Monday morning, I had my IPhone ready at 9:55 am, waiting until the clock turned 10:00 on the dot. With rapid reflexes, I click the “Find Tickets” button right as the clock turned 10. There’s no way I won’t get 2 tickets now! Well, “no tickets available” I was informed. Tried it once more, knowing that time wouldn’t work if the first didn’t, which of course it did not. Epic fail. Right at 10 am to the second and I still couldn’t get tickets.
This is a common experience for users trying to get concert tickets, available almost solely on Ticketmaster nowadays. Exorbitant service fees and mark-ups and difficulty purchasing has made Ticketmaster the villian in the world of ticket-buying. Multiple court cases have been brought up against the site, including a class-action lawsuit that tried to prove in a court of law what many people already believe — that the Live Nation/Ticketmaster combination is an unfair monopoly, intent on using excessive fees to siphon off customer’s cash. To settle an eight-year-old lawsuit over its fees for shipping and “order processing,” Ticketmaster will offer two kinds of purchase credits to people who bought tickets on its Web site from Oct. 21, 1999, to Oct. 19, 2011. For each order, a customer will be eligible for $1.50 off future transactions, and people who paid for expedited ticket delivery by United Parcel Service can get a $5 credit. Sounds like total B.S. and a whole lotta nothing that no one even knows about. $1.50? That’s a joke. If there was a price to put on making up for the hassle of using and dealing with the site, it most certainly wouldn’t be $1.50 or even $5.

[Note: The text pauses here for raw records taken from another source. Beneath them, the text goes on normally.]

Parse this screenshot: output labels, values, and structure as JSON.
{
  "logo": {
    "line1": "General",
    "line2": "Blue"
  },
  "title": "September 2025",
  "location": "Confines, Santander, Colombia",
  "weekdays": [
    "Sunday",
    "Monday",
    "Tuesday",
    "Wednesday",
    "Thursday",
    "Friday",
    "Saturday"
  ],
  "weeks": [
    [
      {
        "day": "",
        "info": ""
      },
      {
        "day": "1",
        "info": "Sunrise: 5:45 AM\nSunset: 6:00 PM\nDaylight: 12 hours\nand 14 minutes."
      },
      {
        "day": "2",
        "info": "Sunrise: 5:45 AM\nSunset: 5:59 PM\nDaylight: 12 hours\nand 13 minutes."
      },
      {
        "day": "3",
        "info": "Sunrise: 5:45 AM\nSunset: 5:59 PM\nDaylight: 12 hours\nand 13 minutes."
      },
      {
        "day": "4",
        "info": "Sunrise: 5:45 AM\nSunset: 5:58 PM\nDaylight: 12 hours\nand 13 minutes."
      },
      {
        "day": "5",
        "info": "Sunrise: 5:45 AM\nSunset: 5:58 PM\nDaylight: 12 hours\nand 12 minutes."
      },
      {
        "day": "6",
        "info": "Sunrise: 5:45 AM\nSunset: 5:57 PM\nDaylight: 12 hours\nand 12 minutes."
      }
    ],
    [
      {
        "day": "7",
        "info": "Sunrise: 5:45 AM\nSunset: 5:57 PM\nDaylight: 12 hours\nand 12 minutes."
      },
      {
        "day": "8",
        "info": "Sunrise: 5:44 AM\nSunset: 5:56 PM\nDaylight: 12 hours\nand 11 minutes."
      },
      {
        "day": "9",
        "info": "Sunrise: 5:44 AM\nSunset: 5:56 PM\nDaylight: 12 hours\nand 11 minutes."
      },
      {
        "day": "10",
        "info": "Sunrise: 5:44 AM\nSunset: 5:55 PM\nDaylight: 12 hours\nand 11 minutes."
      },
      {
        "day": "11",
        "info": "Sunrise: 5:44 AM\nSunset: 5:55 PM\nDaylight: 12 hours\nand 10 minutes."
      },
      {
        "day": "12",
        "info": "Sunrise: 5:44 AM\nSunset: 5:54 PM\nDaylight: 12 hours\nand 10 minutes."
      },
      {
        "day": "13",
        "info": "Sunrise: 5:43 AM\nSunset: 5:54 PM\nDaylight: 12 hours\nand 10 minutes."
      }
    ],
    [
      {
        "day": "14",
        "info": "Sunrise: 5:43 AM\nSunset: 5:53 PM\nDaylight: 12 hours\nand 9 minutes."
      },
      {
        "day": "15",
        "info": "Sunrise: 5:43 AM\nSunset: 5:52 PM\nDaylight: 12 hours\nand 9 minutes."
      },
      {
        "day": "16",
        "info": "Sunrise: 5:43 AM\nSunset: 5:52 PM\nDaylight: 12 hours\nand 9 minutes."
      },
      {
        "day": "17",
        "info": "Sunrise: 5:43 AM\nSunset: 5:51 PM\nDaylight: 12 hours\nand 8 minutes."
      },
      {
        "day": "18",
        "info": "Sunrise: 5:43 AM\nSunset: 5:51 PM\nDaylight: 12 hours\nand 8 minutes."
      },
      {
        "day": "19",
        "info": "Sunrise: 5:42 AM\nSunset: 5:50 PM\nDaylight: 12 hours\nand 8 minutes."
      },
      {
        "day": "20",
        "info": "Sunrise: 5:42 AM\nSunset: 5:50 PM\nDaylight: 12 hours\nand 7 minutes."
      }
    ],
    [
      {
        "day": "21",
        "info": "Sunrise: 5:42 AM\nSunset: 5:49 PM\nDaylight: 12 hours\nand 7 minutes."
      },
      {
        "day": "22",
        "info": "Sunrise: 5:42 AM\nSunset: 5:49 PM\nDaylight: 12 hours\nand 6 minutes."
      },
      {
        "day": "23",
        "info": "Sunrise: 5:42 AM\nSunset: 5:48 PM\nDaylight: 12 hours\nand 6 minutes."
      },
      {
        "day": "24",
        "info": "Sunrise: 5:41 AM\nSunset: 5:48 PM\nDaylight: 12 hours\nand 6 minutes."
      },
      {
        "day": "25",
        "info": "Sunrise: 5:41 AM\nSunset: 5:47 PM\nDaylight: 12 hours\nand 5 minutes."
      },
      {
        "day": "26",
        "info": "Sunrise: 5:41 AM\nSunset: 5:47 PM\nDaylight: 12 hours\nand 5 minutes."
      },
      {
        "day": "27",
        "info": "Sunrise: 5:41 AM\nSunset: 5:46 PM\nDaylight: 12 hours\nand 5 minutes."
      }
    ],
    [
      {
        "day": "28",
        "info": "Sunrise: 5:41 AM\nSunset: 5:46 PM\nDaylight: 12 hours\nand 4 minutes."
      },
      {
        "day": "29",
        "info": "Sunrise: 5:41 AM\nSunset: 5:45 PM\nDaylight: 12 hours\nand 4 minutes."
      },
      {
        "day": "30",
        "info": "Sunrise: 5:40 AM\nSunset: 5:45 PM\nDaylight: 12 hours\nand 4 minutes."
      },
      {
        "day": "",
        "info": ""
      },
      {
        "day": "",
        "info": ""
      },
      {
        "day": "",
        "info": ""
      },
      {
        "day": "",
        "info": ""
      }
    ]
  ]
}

It would be excellent if musical acts could follow in the steps of Pearl Jam and boycott Ticketmaster. Or Kid Rock, who maxed out tickets at $20 for his most recent tour. Kinda makes Justin and Jay-Z look like jerks for their $200 ticket for their recent “Legends of Summer.”
Justin, I have been a fan of yours since The Mickey Mouse Club. The fact that I cannot get tickets to your show even though I applied for them the very second they went on sale is honestly unjust, and unfortunately makes me pissed off at YOU, in addition to the website. It’s really time musicians and bands start thinking about what its like for the fan to be frustrated and taken advantage of by Ticketmaster and offer alternative ways to concert ticket buying. And I don’t mean StubHub tickets that cost 3x the ticket price.